South of Main Street, some of the streets reveal the presence of the White Pass and Yukon Route.
When the Close Brothers, a London based financial house, dispatched a survey party to study the feasibility of a railroad from Skagway to Whitehorse in 1897, the news was not encouraging. The four man team, headed by Sir Thomas Tancread, said "forget it". Then fate intervened. While preparing to leave Skagway, Tancread met a Canadian Railway contractor Michael Heney, who had just completed an independent survey. Heney argued long and loud that the railway could - indeed must - be built. Tancread was finally convinced and the rest is history.
And that brings us to the streets of Whitehorse south of Main. A small cabin sat on Elliott Street in the '40s and '50s. Today, that cabin sits at the MacBride Museum, a cabin said to be the home of Sam McGee. Elliott Street is named for Frank Elliott, who was lawyer for the White Pass in their Chicago office in 1899. Later he became president of the company.
One street south, sat a school - Lambert Street School - where as a youngster I clearly heard the huge outdoor bell call us primary students to class. Lambert is named for Cowley Lambert, who was a director of the White Pass company in England.
Next, Hanson Street, where the old Whitehorse hospital was located at the corner of Second Avenue. Hanson is also a White Pass street, named for Edwin Hanson, another company director in England in the early days.
E.C. Hawkins was an engineer who, with Thomas Tancread in 1897, decided the railway could not be built. After being convinced otherwise by Michael Heney, Hawkins became the chief engineer in charge of the entire construction project. He was also general manager of the White Pass company when it began service in 1900. Hawkins Street is named for the man who, luckily, listened to Heney.
One day in the early '70s, I had a pleasant interview with an oldtimer who worked with the White Pass as a boy in 1900. He must have been some boy because he became the company's president and held the job from 1940 to 1957. Rogers Street is named for Clifford J. Rogers.
There is one more White Pass street in downtown Whitehorse, the only one located north of Main. Wheeler Street was named for Herbert Wheeler, the third company president, who kept the rails rolling in spite of the great depression of the dirty '30s.

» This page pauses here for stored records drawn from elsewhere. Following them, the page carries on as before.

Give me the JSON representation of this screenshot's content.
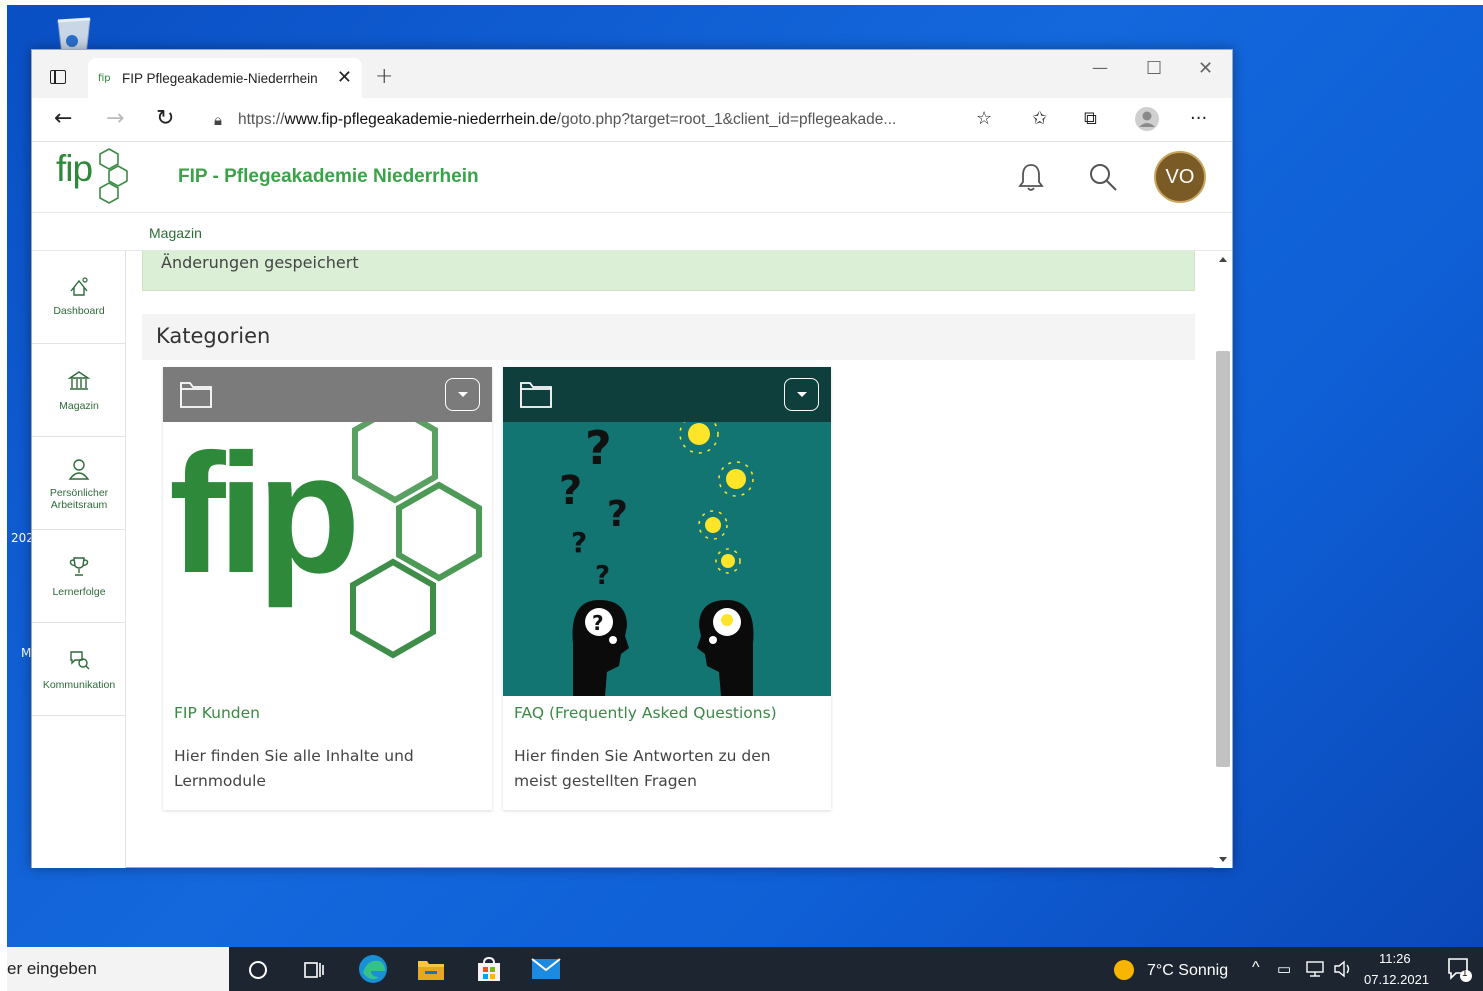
{
  "browser": {
    "tab_title": "FIP Pflegeakademie-Niederrhein",
    "tab_favicon_text": "fip",
    "url_prefix": "https://",
    "url_domain": "www.fip-pflegeakademie-niederrhein.de",
    "url_path": "/goto.php?target=root_1&client_id=pflegeakade..."
  },
  "site": {
    "logo_text": "fip",
    "title": "FIP - Pflegeakademie Niederrhein",
    "avatar_initials": "VO",
    "breadcrumb": "Magazin",
    "accent_color": "#2e8a3a"
  },
  "sidebar": {
    "items": [
      {
        "label": "Dashboard",
        "icon": "dashboard-icon"
      },
      {
        "label": "Magazin",
        "icon": "magazine-icon"
      },
      {
        "label": "Persönlicher Arbeitsraum",
        "icon": "person-icon"
      },
      {
        "label": "Lernerfolge",
        "icon": "trophy-icon"
      },
      {
        "label": "Kommunikation",
        "icon": "chat-icon"
      }
    ]
  },
  "content": {
    "alert": "Änderungen gespeichert",
    "section_title": "Kategorien",
    "cards": [
      {
        "title": "FIP Kunden",
        "description": "Hier finden Sie alle Inhalte und Lernmodule",
        "image_text": "fip"
      },
      {
        "title": "FAQ (Frequently Asked Questions)",
        "description": "Hier finden Sie Antworten zu den meist gestellten Fragen"
      }
    ]
  },
  "desktop": {
    "fragment_1": "202",
    "fragment_2": "M"
  },
  "taskbar": {
    "search_text": "er eingeben",
    "weather": "7°C  Sonnig",
    "time": "11:26",
    "date": "07.12.2021",
    "notification_count": "1"
  }
}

Next, as we continue our tour of the streets of Whitehorse, a collection of famous streets with nothing really to connect them except for the famous names they bear.
A CKRW Yukon Nugget by Les McLaughlin